In the middle of exploring time came out boat cruise. We stood out on the upper deck for twenty minutes as we drifted out into the harbour and around a small island called The Isle of the Dead — this is where all of the convicts, soldiers and officials who lived on the settlement were buried. You can see the headstones from the boat!

At 3pm, we had to say goodbye to our beloved Port Arthur, and make the trip back home. It wasn’t without perks, though, because we stopped at two natural geological anomalies in the Tasman National Park called Tasman Arch and Devil’s Kitchen where we saw the penninsula at its finest.

Lesson for today: consider buying a house near Port Arthur to enable historical obsession.

Travel Log: Historic Hobart Day 1

It’s currently 6.30pm in beautiful Hobart. The sun has set and all the light globes are blazing in the buildings that are not alone.
It’s my 4th time here, my friend’s 1st. It’s my first time back in 10 years.

Though Hobart is a capital city, a crowd of trees is never far away. The histoic buildings, like customs house and cascade brewery, make a standard capital city picturesque and wonderful.

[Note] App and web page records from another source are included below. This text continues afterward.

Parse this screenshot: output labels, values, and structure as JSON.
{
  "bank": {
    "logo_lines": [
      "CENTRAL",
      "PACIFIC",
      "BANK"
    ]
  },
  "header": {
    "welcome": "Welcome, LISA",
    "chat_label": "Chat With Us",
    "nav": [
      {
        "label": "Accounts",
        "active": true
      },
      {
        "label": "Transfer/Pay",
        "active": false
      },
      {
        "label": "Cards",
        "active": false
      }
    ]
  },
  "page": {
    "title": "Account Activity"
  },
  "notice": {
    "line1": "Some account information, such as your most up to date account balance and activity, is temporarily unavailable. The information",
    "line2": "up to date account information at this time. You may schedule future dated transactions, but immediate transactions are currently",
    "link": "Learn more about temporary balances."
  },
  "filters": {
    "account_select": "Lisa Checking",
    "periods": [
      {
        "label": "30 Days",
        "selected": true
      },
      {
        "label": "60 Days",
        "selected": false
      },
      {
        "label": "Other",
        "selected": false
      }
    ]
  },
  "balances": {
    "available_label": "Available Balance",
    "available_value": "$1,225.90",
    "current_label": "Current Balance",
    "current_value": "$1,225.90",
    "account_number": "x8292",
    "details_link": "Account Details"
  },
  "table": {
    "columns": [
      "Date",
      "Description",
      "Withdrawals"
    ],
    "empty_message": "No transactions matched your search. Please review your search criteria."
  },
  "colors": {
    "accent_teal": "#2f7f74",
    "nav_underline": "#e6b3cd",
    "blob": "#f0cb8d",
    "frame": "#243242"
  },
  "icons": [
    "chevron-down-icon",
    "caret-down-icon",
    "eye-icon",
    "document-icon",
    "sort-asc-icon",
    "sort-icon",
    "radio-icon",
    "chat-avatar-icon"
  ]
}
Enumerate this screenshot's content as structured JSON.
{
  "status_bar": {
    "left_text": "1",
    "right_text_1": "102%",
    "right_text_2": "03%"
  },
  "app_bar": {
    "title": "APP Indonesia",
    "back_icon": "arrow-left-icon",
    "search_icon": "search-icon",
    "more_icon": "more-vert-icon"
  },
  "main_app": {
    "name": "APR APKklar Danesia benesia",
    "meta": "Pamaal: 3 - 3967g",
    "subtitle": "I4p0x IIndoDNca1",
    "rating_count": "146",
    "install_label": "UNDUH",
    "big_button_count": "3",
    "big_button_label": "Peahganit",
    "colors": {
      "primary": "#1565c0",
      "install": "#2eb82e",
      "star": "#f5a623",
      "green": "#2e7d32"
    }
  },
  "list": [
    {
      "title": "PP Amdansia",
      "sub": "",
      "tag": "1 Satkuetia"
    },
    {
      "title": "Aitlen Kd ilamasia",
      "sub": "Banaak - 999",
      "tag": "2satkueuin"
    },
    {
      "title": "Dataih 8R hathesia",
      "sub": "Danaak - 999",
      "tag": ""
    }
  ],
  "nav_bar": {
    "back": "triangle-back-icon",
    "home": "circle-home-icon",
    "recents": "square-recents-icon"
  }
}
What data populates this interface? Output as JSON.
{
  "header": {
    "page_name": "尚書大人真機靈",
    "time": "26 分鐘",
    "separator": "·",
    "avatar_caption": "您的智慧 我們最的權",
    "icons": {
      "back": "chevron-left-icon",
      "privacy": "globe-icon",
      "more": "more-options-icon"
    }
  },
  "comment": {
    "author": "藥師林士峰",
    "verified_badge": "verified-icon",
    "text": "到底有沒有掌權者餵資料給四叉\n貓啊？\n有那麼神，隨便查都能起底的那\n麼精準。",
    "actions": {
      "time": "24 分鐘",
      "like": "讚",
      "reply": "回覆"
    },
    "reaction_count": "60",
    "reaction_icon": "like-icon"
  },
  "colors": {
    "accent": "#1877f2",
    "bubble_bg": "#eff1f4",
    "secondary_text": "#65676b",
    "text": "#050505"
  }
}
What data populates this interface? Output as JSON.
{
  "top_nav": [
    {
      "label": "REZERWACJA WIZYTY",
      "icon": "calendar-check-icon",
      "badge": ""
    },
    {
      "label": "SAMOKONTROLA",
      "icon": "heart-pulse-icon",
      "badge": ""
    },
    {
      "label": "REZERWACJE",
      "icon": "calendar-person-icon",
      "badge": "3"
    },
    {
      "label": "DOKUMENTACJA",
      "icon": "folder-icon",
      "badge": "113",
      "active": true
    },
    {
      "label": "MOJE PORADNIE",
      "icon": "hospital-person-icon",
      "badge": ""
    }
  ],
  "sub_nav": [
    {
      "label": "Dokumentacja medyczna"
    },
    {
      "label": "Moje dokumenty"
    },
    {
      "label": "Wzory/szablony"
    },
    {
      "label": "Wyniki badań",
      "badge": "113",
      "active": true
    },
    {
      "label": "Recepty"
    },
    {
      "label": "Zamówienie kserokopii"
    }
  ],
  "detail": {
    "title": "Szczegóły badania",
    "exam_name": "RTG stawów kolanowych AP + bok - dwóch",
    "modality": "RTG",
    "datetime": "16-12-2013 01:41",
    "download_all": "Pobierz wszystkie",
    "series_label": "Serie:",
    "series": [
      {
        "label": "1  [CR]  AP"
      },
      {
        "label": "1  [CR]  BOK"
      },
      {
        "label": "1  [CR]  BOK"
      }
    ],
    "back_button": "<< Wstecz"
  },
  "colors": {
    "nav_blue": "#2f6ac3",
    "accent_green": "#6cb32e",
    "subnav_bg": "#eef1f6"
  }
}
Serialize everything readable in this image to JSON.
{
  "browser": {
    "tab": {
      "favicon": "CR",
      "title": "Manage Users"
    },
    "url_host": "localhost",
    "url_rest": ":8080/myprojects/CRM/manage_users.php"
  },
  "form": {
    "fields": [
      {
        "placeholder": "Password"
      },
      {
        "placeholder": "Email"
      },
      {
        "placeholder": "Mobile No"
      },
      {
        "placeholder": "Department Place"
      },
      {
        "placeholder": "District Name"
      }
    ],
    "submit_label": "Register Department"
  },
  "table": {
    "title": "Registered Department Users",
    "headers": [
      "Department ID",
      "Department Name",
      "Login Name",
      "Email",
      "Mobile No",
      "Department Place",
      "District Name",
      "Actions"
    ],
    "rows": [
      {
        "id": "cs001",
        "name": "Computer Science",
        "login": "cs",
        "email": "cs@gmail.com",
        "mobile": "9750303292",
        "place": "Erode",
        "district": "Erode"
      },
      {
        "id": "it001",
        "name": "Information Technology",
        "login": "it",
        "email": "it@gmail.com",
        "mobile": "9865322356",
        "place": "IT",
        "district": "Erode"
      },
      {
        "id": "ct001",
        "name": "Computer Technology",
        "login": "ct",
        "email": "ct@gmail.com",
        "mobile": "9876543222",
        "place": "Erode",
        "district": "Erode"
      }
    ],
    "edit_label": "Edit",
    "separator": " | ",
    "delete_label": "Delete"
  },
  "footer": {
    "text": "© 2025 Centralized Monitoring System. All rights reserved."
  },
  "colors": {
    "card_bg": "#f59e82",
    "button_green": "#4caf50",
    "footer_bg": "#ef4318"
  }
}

We set our alarms for 6.30am — an abominable time — and were on our way to the airport by 7am. The temperature was icy and the sun hadn’t bothered to open its eyes yet.

Both of us had set roles our trip ahead. My friend, driver; me, navigator. There was one problem with that scenario… I am the worst navigator.

Everything was fine until we got close to the airport. I got distracted and started talking about something entirely different and then… “Shit! There goes the exit!”

It took about 10-15 minutes to turn around and take the exit again from the opposite direction, which I guess in hindsight is really not the biggest time delay, but internally I was blaming myself for our potentially missing the plane and having to go home before our holiday had even begun.

But, of course, we had left plenty of time for potential delays — being two women riddled with anxiety — and we reached the airport with close to 2 hours to spare.

After checking into our hotel and setting up, i.e. dumping our bags on the ground and spread-eagling on the bed before eventually deciding that, though a rogue mouse in the ceiling kept us up for the majority of the previous night, we should probably go and explore our surrounds.

Off we went, brave and intrepid, with no coats (another stupid mistake) and went off in the general direction of the water, with Google Maps on my friend’s phone as a guide.

After about 15 minutes of walking, and still no sign of water, we consulted the map again and realised that instead of heading in the correct direction from the off, we had been heading in entirely the wrong direction. So back we went from whence we came, stopping briefly at the hotel to pick up mild insulation in clothing form before heading on our way again.

Here, we found a place for a late lunch and a drink and a few shops to browse before we made the trek back to the hotel and stocked up on snacky supplies.

Today’s lesson learned: neither of us were born to be navigators.